One week before U.S. President Barack Obama arrives in Israel, the Prime Minister's Office instructed the Jerusalem District Planning and Building Committee to postpone hearings scheduled for Wednesday regarding construction in several contested areas of the city.
The committee was scheduled to discuss the construction of 50 new housing units in the southeastern Jerusalem neighborhood of Har Homa, as well as a sewage system infrastructure upgrade in the E1 area.
The E1 area, which stretches across 7 kilometers just east of the Jerusalem municipal boundary, between Jerusalem and the city of Maaleh Adumim, has been the focus of controversy as the Palestinian Authority claims it is essential for a future Palestinian state.
The Israeli government approved the construction of over 3,000 housing units in E1 following the Palestinian Authority's upgrade by the UN General Assembly to that of a nonmember observe state, in November 2012.
Those plans met fierce opposition by the United States and the European Union and the Palestinian Authority said that if Israel attempts to realize them, it would pursue action against it in the International Criminal Court in The Hague.
The Prime Minister's Office said Wednesday that Prime Minister Benjamin Netanyahu's order to postpone any hearing regarding housing projects outside the Green Line, including in Jerusalem, was comprehensive.
The Jerusalem Municipality decided to postpone the hearing about the Har Homa construction project because of its proximity to President Obama's arrival in Israel and its desire to avoid the potential embarrassment of green-lighting a controversial project during his visit.
The municipality's caution follows a debacle that took place in March 2010, when the Interior Ministry approved the construction of 1,600 new housing units in the east Jerusalem neighborhood of Ramat Shlomo during a state visit by U.S. Vice President Joe Biden.
The Prime Minister's Office said that according to procedures outlined ahead of President Obama's visit, they were briefed on the committee's schedule and therefore asked that the hearings be postponed.

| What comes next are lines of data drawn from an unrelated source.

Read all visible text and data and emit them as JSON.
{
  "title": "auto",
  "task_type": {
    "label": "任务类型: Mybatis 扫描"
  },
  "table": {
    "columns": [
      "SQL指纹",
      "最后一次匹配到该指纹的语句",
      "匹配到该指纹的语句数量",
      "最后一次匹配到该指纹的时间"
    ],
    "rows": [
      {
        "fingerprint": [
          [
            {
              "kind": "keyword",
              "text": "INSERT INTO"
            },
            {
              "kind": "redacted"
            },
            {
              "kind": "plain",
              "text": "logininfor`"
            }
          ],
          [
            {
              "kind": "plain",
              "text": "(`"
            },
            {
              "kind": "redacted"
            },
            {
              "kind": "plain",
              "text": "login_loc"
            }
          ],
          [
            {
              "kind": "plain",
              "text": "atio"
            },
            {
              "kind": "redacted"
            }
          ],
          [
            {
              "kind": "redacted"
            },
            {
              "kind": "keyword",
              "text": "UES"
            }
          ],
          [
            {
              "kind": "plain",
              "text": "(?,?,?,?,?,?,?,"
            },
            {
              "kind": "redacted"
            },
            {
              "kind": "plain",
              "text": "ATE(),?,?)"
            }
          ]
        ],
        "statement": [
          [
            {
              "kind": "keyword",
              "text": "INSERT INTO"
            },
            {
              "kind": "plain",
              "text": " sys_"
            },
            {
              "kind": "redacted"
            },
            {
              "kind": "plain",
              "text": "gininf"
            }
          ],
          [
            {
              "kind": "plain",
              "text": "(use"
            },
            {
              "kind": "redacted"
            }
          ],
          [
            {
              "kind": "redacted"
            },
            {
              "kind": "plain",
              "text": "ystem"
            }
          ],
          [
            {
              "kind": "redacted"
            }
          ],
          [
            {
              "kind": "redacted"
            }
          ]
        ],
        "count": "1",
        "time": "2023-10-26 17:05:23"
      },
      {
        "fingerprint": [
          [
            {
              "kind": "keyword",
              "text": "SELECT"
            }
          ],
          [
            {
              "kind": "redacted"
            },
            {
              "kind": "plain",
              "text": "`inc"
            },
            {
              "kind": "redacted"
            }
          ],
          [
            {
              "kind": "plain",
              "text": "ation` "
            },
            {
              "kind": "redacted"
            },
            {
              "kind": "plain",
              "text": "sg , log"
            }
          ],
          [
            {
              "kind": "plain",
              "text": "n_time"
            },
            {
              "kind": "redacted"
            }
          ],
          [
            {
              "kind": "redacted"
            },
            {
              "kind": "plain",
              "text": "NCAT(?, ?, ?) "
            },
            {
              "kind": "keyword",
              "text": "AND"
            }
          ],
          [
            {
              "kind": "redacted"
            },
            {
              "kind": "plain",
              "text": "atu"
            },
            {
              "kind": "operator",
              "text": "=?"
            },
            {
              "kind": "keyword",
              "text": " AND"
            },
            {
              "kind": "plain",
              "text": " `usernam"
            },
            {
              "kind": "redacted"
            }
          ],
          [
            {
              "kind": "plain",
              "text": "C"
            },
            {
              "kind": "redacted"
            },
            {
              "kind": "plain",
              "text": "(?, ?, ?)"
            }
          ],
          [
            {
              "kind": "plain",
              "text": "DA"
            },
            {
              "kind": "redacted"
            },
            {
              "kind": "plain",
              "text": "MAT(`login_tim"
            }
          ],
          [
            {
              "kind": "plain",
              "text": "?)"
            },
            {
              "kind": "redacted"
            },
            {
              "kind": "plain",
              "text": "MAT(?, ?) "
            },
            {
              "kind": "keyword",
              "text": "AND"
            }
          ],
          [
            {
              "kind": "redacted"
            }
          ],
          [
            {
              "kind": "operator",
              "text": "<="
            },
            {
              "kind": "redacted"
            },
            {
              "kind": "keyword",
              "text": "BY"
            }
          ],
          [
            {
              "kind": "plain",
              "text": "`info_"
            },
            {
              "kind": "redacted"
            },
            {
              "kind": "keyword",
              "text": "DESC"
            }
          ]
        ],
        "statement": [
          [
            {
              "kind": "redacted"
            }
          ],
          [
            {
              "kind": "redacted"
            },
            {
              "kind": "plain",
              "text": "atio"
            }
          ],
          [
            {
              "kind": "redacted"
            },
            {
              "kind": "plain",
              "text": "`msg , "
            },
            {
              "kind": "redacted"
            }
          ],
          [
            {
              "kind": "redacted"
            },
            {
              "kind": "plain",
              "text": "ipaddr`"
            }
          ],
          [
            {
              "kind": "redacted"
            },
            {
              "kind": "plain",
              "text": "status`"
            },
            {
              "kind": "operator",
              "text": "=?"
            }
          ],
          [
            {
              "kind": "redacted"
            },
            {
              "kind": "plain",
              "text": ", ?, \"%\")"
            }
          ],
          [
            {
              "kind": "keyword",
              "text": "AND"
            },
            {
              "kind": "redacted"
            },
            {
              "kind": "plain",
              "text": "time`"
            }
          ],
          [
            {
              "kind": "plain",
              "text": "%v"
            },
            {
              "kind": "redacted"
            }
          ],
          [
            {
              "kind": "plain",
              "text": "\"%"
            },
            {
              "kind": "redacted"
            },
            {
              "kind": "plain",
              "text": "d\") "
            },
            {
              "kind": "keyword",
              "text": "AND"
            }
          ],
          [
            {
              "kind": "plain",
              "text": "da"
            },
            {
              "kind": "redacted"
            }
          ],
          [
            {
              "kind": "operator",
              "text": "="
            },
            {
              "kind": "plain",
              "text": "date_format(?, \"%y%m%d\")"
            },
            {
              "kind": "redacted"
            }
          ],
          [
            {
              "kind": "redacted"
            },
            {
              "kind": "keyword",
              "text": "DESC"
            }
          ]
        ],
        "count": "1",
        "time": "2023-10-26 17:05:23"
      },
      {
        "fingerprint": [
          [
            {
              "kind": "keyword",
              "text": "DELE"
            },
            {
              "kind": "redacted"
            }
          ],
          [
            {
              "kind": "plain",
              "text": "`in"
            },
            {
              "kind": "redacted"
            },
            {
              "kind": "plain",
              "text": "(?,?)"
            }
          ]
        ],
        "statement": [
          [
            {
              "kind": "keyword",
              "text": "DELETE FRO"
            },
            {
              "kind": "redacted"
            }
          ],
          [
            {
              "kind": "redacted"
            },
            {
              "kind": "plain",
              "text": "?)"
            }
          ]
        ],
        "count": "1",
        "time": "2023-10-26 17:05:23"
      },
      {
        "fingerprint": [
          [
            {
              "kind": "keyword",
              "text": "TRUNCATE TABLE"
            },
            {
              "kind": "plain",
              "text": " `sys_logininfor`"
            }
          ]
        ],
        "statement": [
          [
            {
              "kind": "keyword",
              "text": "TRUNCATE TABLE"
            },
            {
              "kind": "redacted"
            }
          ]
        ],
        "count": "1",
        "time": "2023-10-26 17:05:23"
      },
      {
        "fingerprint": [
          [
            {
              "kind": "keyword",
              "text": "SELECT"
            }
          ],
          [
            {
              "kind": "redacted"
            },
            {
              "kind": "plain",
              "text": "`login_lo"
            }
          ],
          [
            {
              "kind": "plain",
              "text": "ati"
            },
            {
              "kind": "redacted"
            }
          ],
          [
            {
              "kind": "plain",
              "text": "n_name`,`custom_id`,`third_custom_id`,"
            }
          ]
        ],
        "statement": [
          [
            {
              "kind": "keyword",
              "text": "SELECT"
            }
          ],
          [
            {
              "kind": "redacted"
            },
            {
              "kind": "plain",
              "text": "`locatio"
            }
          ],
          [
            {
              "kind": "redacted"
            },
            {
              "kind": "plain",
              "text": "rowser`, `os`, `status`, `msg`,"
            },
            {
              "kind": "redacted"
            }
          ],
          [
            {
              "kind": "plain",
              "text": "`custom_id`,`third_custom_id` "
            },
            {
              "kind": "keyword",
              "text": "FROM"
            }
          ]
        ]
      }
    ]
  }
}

Attorney Yair Gabai, a member of the Jerusalem District Planning and Building Committee, said that "the construction in Jerusalem is too important to be made the punching bag for various dignitaries, no matter how important they are. Building in Jerusalem should be a year-round endeavor and not something that's suspended on a whim."